Historical one-handed versions have blades varying from 17.7 to 31.5 inches in length. The weight of an average sword of 28 inch blade-length would be in a range of approximately 1.5 to 2 pounds. There are also larger two-handed versions used for training by many styles of Chinese martial arts.

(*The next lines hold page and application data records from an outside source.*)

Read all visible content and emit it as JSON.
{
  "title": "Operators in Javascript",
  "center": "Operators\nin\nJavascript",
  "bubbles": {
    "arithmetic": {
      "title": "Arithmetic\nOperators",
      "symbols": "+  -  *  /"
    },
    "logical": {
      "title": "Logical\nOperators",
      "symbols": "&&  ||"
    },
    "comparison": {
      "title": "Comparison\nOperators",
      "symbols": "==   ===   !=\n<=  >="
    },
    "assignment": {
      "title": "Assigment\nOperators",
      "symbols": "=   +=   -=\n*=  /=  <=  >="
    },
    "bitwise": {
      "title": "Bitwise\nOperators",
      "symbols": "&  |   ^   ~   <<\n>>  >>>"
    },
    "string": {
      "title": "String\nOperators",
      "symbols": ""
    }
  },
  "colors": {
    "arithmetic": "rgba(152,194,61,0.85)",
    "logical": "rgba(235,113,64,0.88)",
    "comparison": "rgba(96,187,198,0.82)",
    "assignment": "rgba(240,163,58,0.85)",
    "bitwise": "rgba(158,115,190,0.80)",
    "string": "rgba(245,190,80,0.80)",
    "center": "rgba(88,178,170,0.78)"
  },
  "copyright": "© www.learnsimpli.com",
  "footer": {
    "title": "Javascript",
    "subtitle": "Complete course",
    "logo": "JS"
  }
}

Twin Straight Swords (Shuang Jian) are two mirror-image weapons, one held in each hand. In modern kungfu, the practice of twin weapons balances out the left hand with the right, since many styles have a predetermined dominance.